Chappy affordable housing opponents appeal
A group of Chappaquiddick property owners who lost a land court bid to block the development of three affordable housing units on three one-acre lots have filed an appeal.
The prospect of a protracted legal battle is a disappointment for affordable housing leaders and the three lot recipients who had hoped to begin building their new homes. The appeal process could consume more than one year.
"Unfortunately the plaintiffs have decided to pursue an appeal which will mean further delay, and it is very unfortunate," said Ron Rappaport, Edgartown town attorney.
Mr. Rappaport said the town has no intention of walking away from the fight and would ultimately prevail. "The town will do everything it can, and has, to uphold the validity of these special permits," he said. "We think that the case was without merit and the appeal is without merit."
The ten plaintiffs are appealing the June 22 decision by Land Court Judge Gordon H. Piper in favor of the Edgartown zoning board of appeals (ZBA) decision to permit the three housing units.
In a summary judgment, Judge Piper found that the Edgartown ZBA acted properly and within the scope of the town's zoning bylaws when it issued three special permits.
The judge also rejected the plaintiffs' argument that the ZBA should have considered whether the proposed residential construction would have a negative impact on protected or endangered species, including certain varieties of moths, before issuing permits.
For the most part the plaintiffs are seasonal residents who abut or live close to the lots in question and object to the notion of increased density. One of the abutters, Marblehead dentist Robert Finkelstein and his wife Cheryl, live on a one-acre lot that abuts one of the lots in question on Sandy Road.
Behind the scenes, the plaintiffs have been working to find two alternative lots that could be used to entice two of the housing recipients to move to another location.
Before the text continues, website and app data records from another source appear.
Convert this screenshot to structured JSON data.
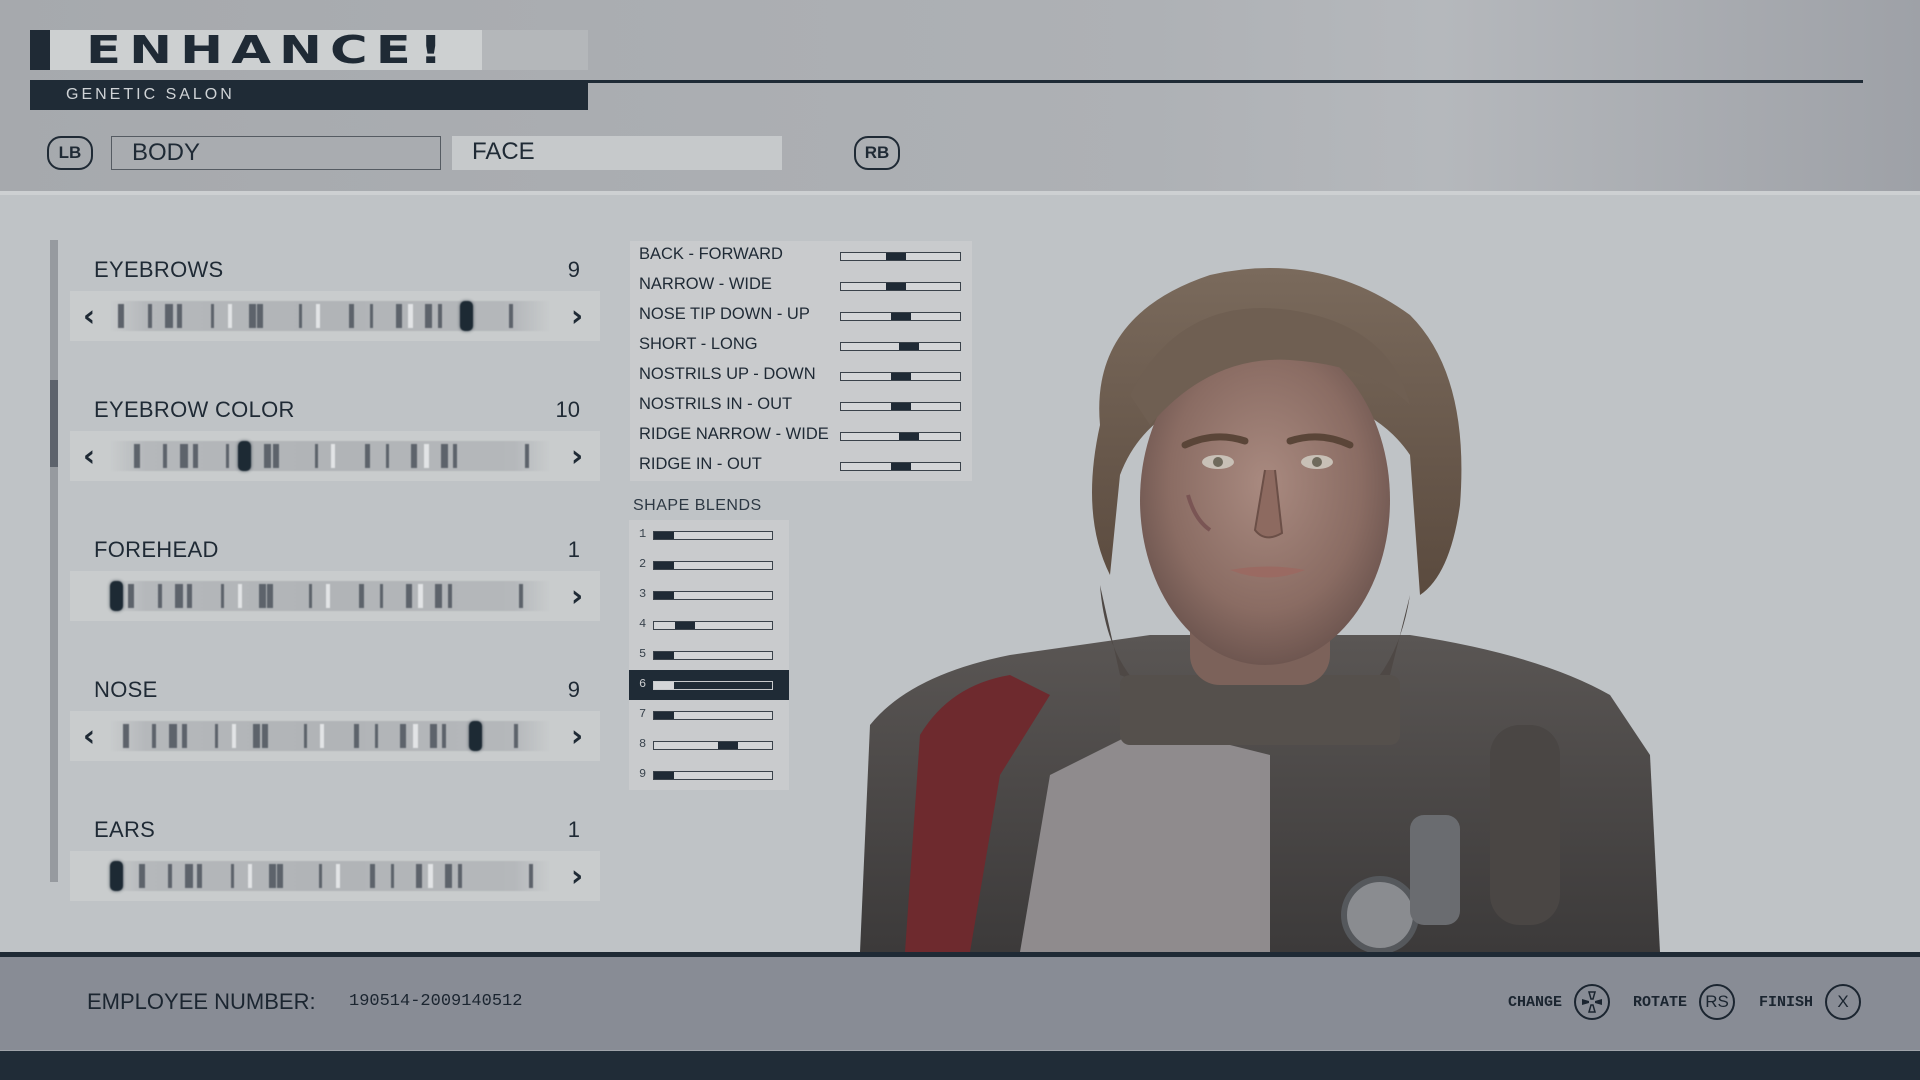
{
  "header": {
    "title": "ENHANCE!",
    "subtitle": "GENETIC SALON",
    "tabs": [
      {
        "label": "BODY",
        "active": false
      },
      {
        "label": "FACE",
        "active": true
      }
    ],
    "prev_bumper": "LB",
    "next_bumper": "RB"
  },
  "morphs": [
    {
      "label": "EYEBROWS",
      "value": "9",
      "position": 0.82,
      "has_left_arrow": true,
      "has_right_arrow": true
    },
    {
      "label": "EYEBROW COLOR",
      "value": "10",
      "position": 0.3,
      "has_left_arrow": true,
      "has_right_arrow": true
    },
    {
      "label": "FOREHEAD",
      "value": "1",
      "position": 0.0,
      "has_left_arrow": false,
      "has_right_arrow": true
    },
    {
      "label": "NOSE",
      "value": "9",
      "position": 0.84,
      "has_left_arrow": true,
      "has_right_arrow": true
    },
    {
      "label": "EARS",
      "value": "1",
      "position": 0.0,
      "has_left_arrow": false,
      "has_right_arrow": true
    }
  ],
  "morph_scroll": {
    "visible_fraction": 0.14,
    "offset_fraction": 0.22
  },
  "nose_details": [
    {
      "label": "BACK - FORWARD",
      "value": 0.45
    },
    {
      "label": "NARROW - WIDE",
      "value": 0.45
    },
    {
      "label": "NOSE TIP DOWN - UP",
      "value": 0.5
    },
    {
      "label": "SHORT - LONG",
      "value": 0.59
    },
    {
      "label": "NOSTRILS UP - DOWN",
      "value": 0.5
    },
    {
      "label": "NOSTRILS IN - OUT",
      "value": 0.5
    },
    {
      "label": "RIDGE NARROW - WIDE",
      "value": 0.59
    },
    {
      "label": "RIDGE IN - OUT",
      "value": 0.5
    }
  ],
  "shape_blends": {
    "title": "SHAPE BLENDS",
    "items": [
      {
        "num": "1",
        "value": 0.0,
        "selected": false
      },
      {
        "num": "2",
        "value": 0.0,
        "selected": false
      },
      {
        "num": "3",
        "value": 0.0,
        "selected": false
      },
      {
        "num": "4",
        "value": 0.21,
        "selected": false
      },
      {
        "num": "5",
        "value": 0.0,
        "selected": false
      },
      {
        "num": "6",
        "value": 0.0,
        "selected": true
      },
      {
        "num": "7",
        "value": 0.0,
        "selected": false
      },
      {
        "num": "8",
        "value": 0.65,
        "selected": false
      },
      {
        "num": "9",
        "value": 0.0,
        "selected": false
      }
    ]
  },
  "footer": {
    "employee_label": "EMPLOYEE NUMBER:",
    "employee_number": "190514-2009140512",
    "prompts": [
      {
        "label": "CHANGE",
        "button": "dpad-icon"
      },
      {
        "label": "ROTATE",
        "button": "RS"
      },
      {
        "label": "FINISH",
        "button": "X"
      }
    ]
  },
  "colors": {
    "dark": "#1f2a35",
    "panel": "#c9cbcd",
    "background": "#bfc3c6",
    "footer": "#888c95"
  }
}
The strategy appears aimed at reducing the number of affordable housing lots on one road.
Mr. Rappaport said the ZBA issued three permits for the lots in question. He said that if the plaintiffs want the applicants to relocate someplace else that has nothing to do with the town except that they would have to get new special permits for another location. "But we will defend these special permits," said Mr. Rappaport.
The defendants in the case are the six members of the ZBA, the lot recipients and the Island Housing Trust Corporation, which owned one of the lots.
The 10 plaintiffs are: George Mellendick, James Williams, William O'Connell, Paul Wales, Robert and Cheryl Finkelstein, Frank and Karen Gazarian, Cornelia Dean, and Lionel Spiro.
In an earlier e-mail to The Times, Mr. Spiro made an oblique reference to a deal. He said his fellow plaintiffs are "decent and caring people who are hopeful that discussions with other well-intentioned people who have title to the land will soon resolve this nightmare in a way that will be beneficial to the three groups of candidates whose dreams have sadly been delayed for about a year."
With the exception of Mr. Spiro, those plaintiffs contacted by The Times have declined to comment on the record. The plaintiffs' attorney, Ellen Kaplan of Edgartown, has also declined to comment and did not return a telephone call made Wednesday.
On Tuesday, Phillipe Jordi, executive director of the Island Housing Trust, said the trust has offered to increase the set-backs and no-cut zones to mitigate the effects of the developments. He described the appeal as "frivolous" and nothing more than a delaying tactic.
Mr. Jordi said there is no question the town will prevail but unfortunately a victory will take time. He said that those most affected are those most in need.
Cheryl Herrick and her husband Joe Spagnuolo had hoped to be building on their affordable housing lot by now. Ms. Herrick said that after already waiting one year the couple could now be facing another year's delay.
"It's really getting frustrating at this point," Ms. Herrick said. "Everybody is telling me to do different things."
She said the couple hoped to be done renting and in the process of closing in their new house before the bad weather arrived. "That's not going to happen now," she said.